Every line in the records below with the string "JSON" needs to be copied out.
─── DATASET RECORDS
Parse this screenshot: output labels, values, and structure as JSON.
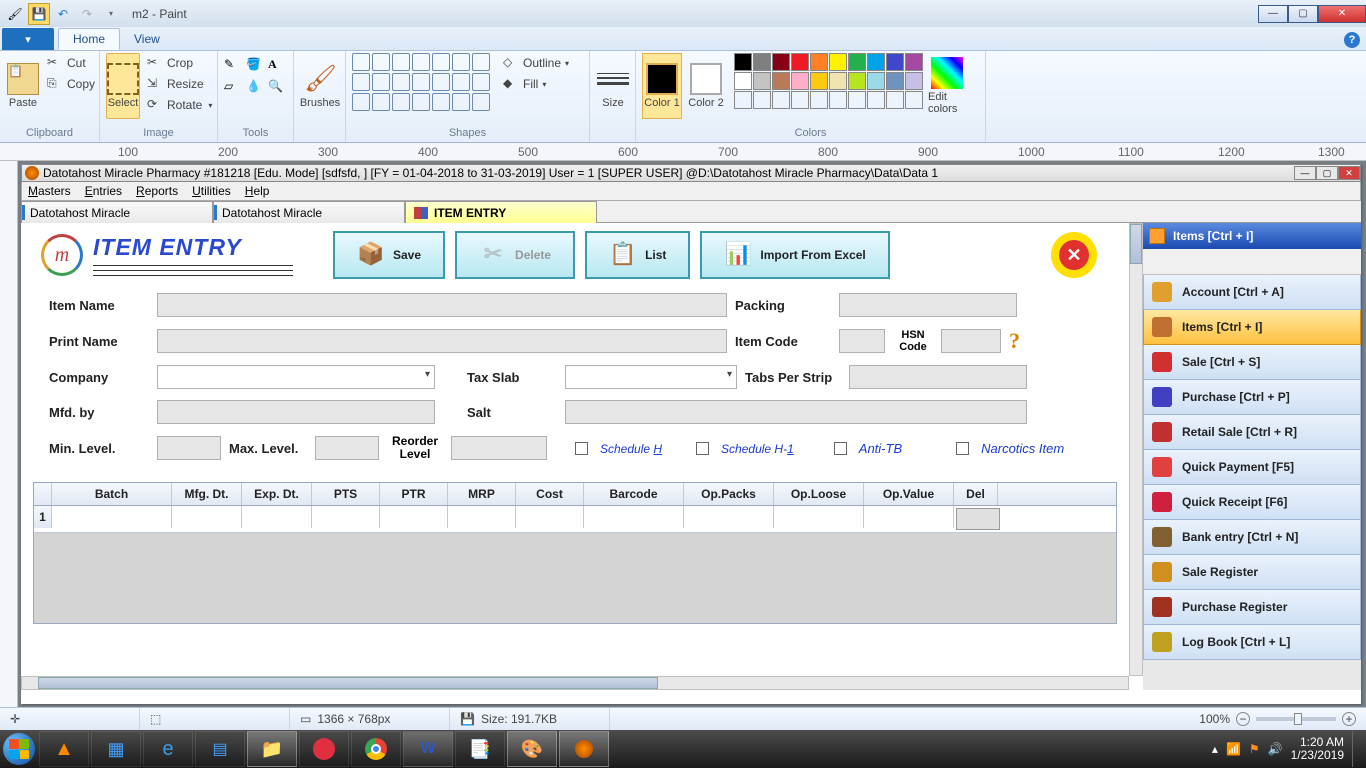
{
  "paint": {
    "title": "m2 - Paint",
    "tabs": {
      "file": "",
      "home": "Home",
      "view": "View"
    },
    "groups": {
      "clipboard": "Clipboard",
      "image": "Image",
      "tools": "Tools",
      "shapes": "Shapes",
      "size": "Size",
      "colors": "Colors"
    },
    "btns": {
      "paste": "Paste",
      "cut": "Cut",
      "copy": "Copy",
      "select": "Select",
      "crop": "Crop",
      "resize": "Resize",
      "rotate": "Rotate",
      "brushes": "Brushes",
      "outline": "Outline",
      "fill": "Fill",
      "size": "Size",
      "color1": "Color 1",
      "color2": "Color 2",
      "editcolors": "Edit colors"
    },
    "ruler_ticks": [
      "100",
      "200",
      "300",
      "400",
      "500",
      "600",
      "700",
      "800",
      "900",
      "1000",
      "1100",
      "1200",
      "1300"
    ],
    "status": {
      "dims": "1366 × 768px",
      "size": "Size: 191.7KB",
      "zoom": "100%"
    },
    "palette_row1": [
      "#000000",
      "#7f7f7f",
      "#880015",
      "#ed1c24",
      "#ff7f27",
      "#fff200",
      "#22b14c",
      "#00a2e8",
      "#3f48cc",
      "#a349a4"
    ],
    "palette_row2": [
      "#ffffff",
      "#c3c3c3",
      "#b97a57",
      "#ffaec9",
      "#ffc90e",
      "#efe4b0",
      "#b5e61d",
      "#99d9ea",
      "#7092be",
      "#c8bfe7"
    ]
  },
  "inner": {
    "title": "Datotahost Miracle Pharmacy #181218  [Edu. Mode]  [sdfsfd, ] [FY = 01-04-2018 to 31-03-2019] User = 1 [SUPER USER]  @D:\\Datotahost Miracle Pharmacy\\Data\\Data 1",
    "menu": [
      "Masters",
      "Entries",
      "Reports",
      "Utilities",
      "Help"
    ],
    "tabs": [
      "Datotahost Miracle",
      "Datotahost Miracle",
      "ITEM ENTRY"
    ]
  },
  "form": {
    "page_title": "ITEM ENTRY",
    "actions": {
      "save": "Save",
      "delete": "Delete",
      "list": "List",
      "import": "Import From Excel"
    },
    "labels": {
      "item_name": "Item Name",
      "packing": "Packing",
      "print_name": "Print Name",
      "item_code": "Item Code",
      "hsn": "HSN Code",
      "company": "Company",
      "tax_slab": "Tax Slab",
      "tabs_per_strip": "Tabs Per Strip",
      "mfd_by": "Mfd. by",
      "salt": "Salt",
      "min_level": "Min. Level.",
      "max_level": "Max. Level.",
      "reorder": "Reorder Level",
      "sched_h": "Schedule ",
      "sched_h_u": "H",
      "sched_h1": "Schedule H-",
      "sched_h1_u": "1",
      "anti_tb": "Anti-TB",
      "narcotics": "Narcotics Item"
    },
    "grid_headers": [
      "",
      "Batch",
      "Mfg. Dt.",
      "Exp. Dt.",
      "PTS",
      "PTR",
      "MRP",
      "Cost",
      "Barcode",
      "Op.Packs",
      "Op.Loose",
      "Op.Value",
      "Del"
    ],
    "grid_rownum": "1"
  },
  "side": {
    "header": "Items [Ctrl + I]",
    "items": [
      {
        "label": "Account [Ctrl + A]",
        "color": "#e0a030"
      },
      {
        "label": "Items [Ctrl + I]",
        "color": "#c07030",
        "active": true
      },
      {
        "label": "Sale [Ctrl + S]",
        "color": "#d03030"
      },
      {
        "label": "Purchase [Ctrl + P]",
        "color": "#4040c0"
      },
      {
        "label": "Retail Sale [Ctrl + R]",
        "color": "#c03030"
      },
      {
        "label": "Quick Payment [F5]",
        "color": "#e04040"
      },
      {
        "label": "Quick Receipt [F6]",
        "color": "#d02040"
      },
      {
        "label": "Bank entry [Ctrl + N]",
        "color": "#806030"
      },
      {
        "label": "Sale Register",
        "color": "#d09020"
      },
      {
        "label": "Purchase Register",
        "color": "#a03020"
      },
      {
        "label": "Log Book [Ctrl + L]",
        "color": "#c0a020"
      }
    ]
  },
  "taskbar": {
    "time": "1:20 AM",
    "date": "1/23/2019"
  }
}
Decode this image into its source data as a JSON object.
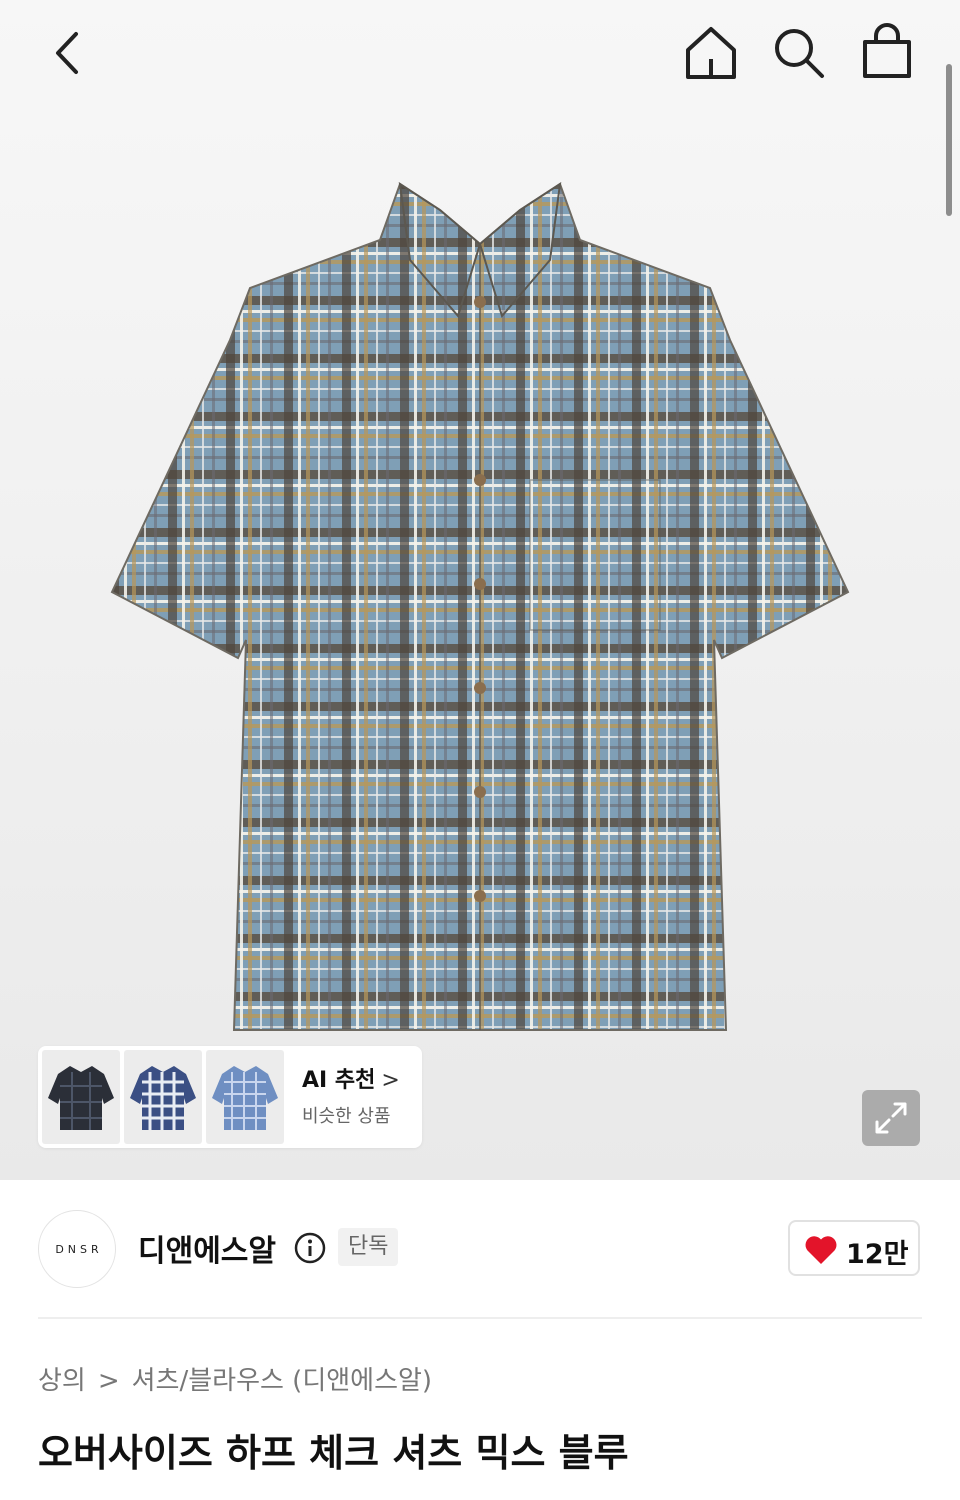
{
  "nav": {
    "back_icon": "chevron-left-icon",
    "home_icon": "home-icon",
    "search_icon": "search-icon",
    "bag_icon": "shopping-bag-icon"
  },
  "ai_recommend": {
    "title": "AI 추천",
    "arrow": ">",
    "subtitle": "비슷한 상품"
  },
  "brand": {
    "logo_text": "DNSR",
    "name": "디앤에스알",
    "badge": "단독",
    "like_count": "12만"
  },
  "breadcrumb": {
    "level1": "상의",
    "separator": ">",
    "level2": "셔츠/블라우스 (디앤에스알)"
  },
  "product": {
    "title": "오버사이즈 하프 체크 셔츠 믹스 블루"
  },
  "colors": {
    "heart": "#e3142a",
    "shirt_base": "#7f9fb6"
  }
}
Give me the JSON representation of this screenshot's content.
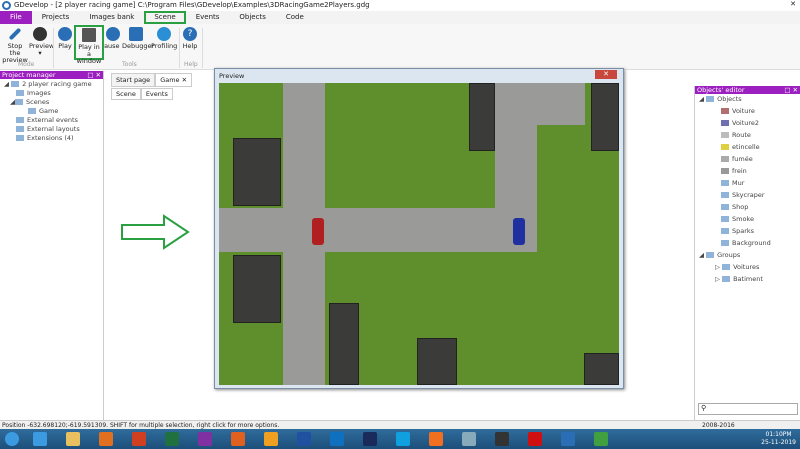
{
  "window": {
    "title": "GDevelop - [2 player racing game] C:\\Program Files\\GDevelop\\Examples\\3DRacingGame2Players.gdg"
  },
  "menu": [
    "File",
    "Projects",
    "Images bank",
    "Scene",
    "Events",
    "Objects",
    "Code"
  ],
  "ribbon": {
    "stop": "Stop the preview",
    "preview": "Preview",
    "play": "Play",
    "play_window": "Play in a window",
    "pause": "Pause",
    "debugger": "Debugger",
    "profiling": "Profiling",
    "help": "Help",
    "group_mode": "Mode",
    "group_tools": "Tools",
    "group_help": "Help"
  },
  "project_manager": {
    "title": "Project manager",
    "items": [
      "2 player racing game",
      "Images",
      "Scenes",
      "Game",
      "External events",
      "External layouts",
      "Extensions (4)"
    ]
  },
  "tabs": {
    "start": "Start page",
    "game": "Game",
    "scene": "Scene",
    "events": "Events"
  },
  "preview": {
    "title": "Preview"
  },
  "objects_editor": {
    "title": "Objects' editor",
    "objects_label": "Objects",
    "objects": [
      "Voiture",
      "Voiture2",
      "Route",
      "etincelle",
      "fumée",
      "frein",
      "Mur",
      "Skycraper",
      "Shop",
      "Smoke",
      "Sparks",
      "Background"
    ],
    "groups_label": "Groups",
    "groups": [
      "Voitures",
      "Batiment"
    ]
  },
  "status": {
    "text": "Position -632.698120;-619.591309. SHIFT for multiple selection, right click for more options.",
    "copyright": "2008-2016"
  },
  "taskbar": {
    "time": "01:10PM",
    "date": "25-11-2019"
  }
}
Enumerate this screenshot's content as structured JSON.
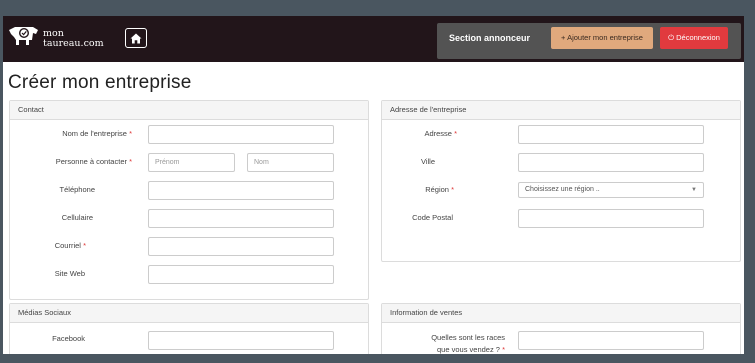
{
  "header": {
    "logo_line1": "mon",
    "logo_line2": "taureau.com",
    "section_label": "Section annonceur",
    "add_button": "+ Ajouter mon entreprise",
    "logout_button": "⏻ Déconnexion"
  },
  "page": {
    "title": "Créer mon entreprise"
  },
  "contact": {
    "heading": "Contact",
    "company_label": "Nom de l'entreprise",
    "person_label": "Personne à contacter",
    "first_name_placeholder": "Prénom",
    "last_name_placeholder": "Nom",
    "phone_label": "Téléphone",
    "cell_label": "Cellulaire",
    "email_label": "Courriel",
    "website_label": "Site Web",
    "required_mark": "*"
  },
  "address": {
    "heading": "Adresse de l'entreprise",
    "address_label": "Adresse",
    "city_label": "Ville",
    "region_label": "Région",
    "region_placeholder": "Choisissez une région ..",
    "postal_label": "Code Postal"
  },
  "social": {
    "heading": "Médias Sociaux",
    "facebook_label": "Facebook"
  },
  "sales": {
    "heading": "Information de ventes",
    "breeds_label_line1": "Quelles sont les races",
    "breeds_label_line2": "que vous vendez ?"
  },
  "colors": {
    "topbar": "#22151a",
    "add_button": "#e0a97d",
    "logout_button": "#e13a3e",
    "required": "#d33333"
  }
}
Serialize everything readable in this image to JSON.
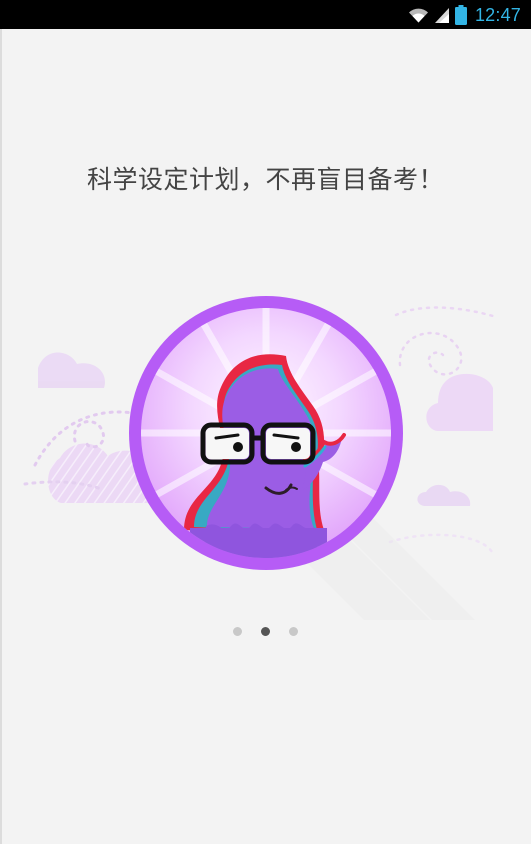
{
  "status_bar": {
    "time": "12:47",
    "icons": [
      "wifi-icon",
      "signal-icon",
      "battery-icon"
    ]
  },
  "main": {
    "headline": "科学设定计划，不再盲目备考！"
  },
  "pager": {
    "page_count": 3,
    "active_page": 2
  },
  "colors": {
    "accent": "#33b5e5",
    "background": "#f3f3f3",
    "ring": "#b65cf6",
    "octopus": "#9b5de5",
    "headline": "#444444",
    "dot_inactive": "#c8c8c8",
    "dot_active": "#555555"
  }
}
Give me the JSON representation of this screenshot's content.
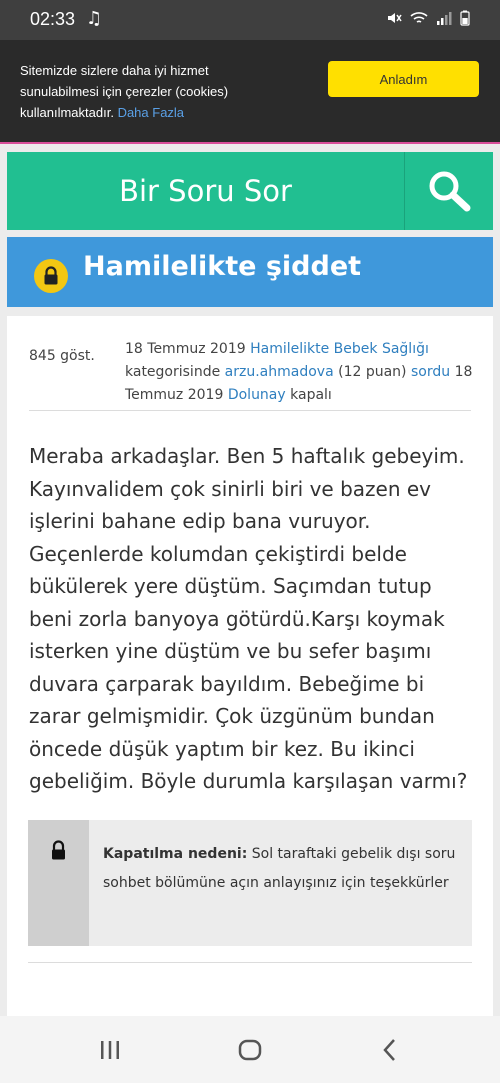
{
  "status_bar": {
    "time": "02:33",
    "icons": [
      "music-note-icon",
      "mute-icon",
      "wifi-icon",
      "signal-icon",
      "battery-icon"
    ]
  },
  "cookie": {
    "text": "Sitemizde sizlere daha iyi hizmet sunulabilmesi için çerezler (cookies) kullanılmaktadır.",
    "link": "Daha Fazla",
    "accept": "Anladım"
  },
  "header": {
    "ask_title": "Bir Soru Sor",
    "search_icon": "search-icon"
  },
  "question": {
    "title": "Hamilelikte şiddet",
    "views": "845 göst.",
    "meta": {
      "date1": "18 Temmuz 2019",
      "category": "Hamilelikte Bebek Sağlığı",
      "category_suffix": "kategorisinde",
      "author": "arzu.ahmadova",
      "points": "(12 puan)",
      "asked": "sordu",
      "date2": "18 Temmuz 2019",
      "closer": "Dolunay",
      "closed": "kapalı"
    },
    "body": "Meraba arkadaşlar. Ben 5 haftalık gebeyim. Kayınvalidem çok sinirli biri ve bazen ev işlerini bahane edip bana vuruyor. Geçenlerde kolumdan çekiştirdi belde bükülerek yere düştüm. Saçımdan tutup beni zorla banyoya götürdü.Karşı koymak isterken yine düştüm ve bu sefer başımı duvara çarparak bayıldım. Bebeğime bi zarar gelmişmidir. Çok üzgünüm bundan öncede düşük yaptım bir kez. Bu ikinci gebeliğim. Böyle durumla karşılaşan varmı?",
    "closed_label": "Kapatılma nedeni:",
    "closed_reason": "Sol taraftaki gebelik dışı soru sohbet bölümüne açın anlayışınız için teşekkürler"
  },
  "colors": {
    "green": "#21bf91",
    "blue": "#3f98db",
    "yellow": "#ffe000",
    "lock": "#f3c713",
    "link": "#2f7fbf"
  }
}
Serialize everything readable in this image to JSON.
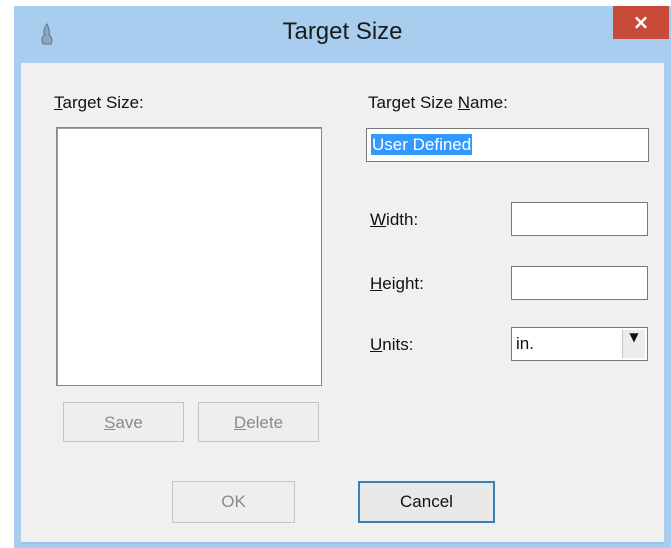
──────
WRITTEN SOLUTION ->
Parse this screenshot: output labels, values, and structure as JSON.
Decode this image into its source data as a JSON object.
Give me the JSON representation of this screenshot's content.
Enumerate this screenshot's content as structured JSON.
Serialize everything readable in this image to JSON.
Give me the JSON representation of this screenshot's content.
Serialize everything readable in this image to JSON.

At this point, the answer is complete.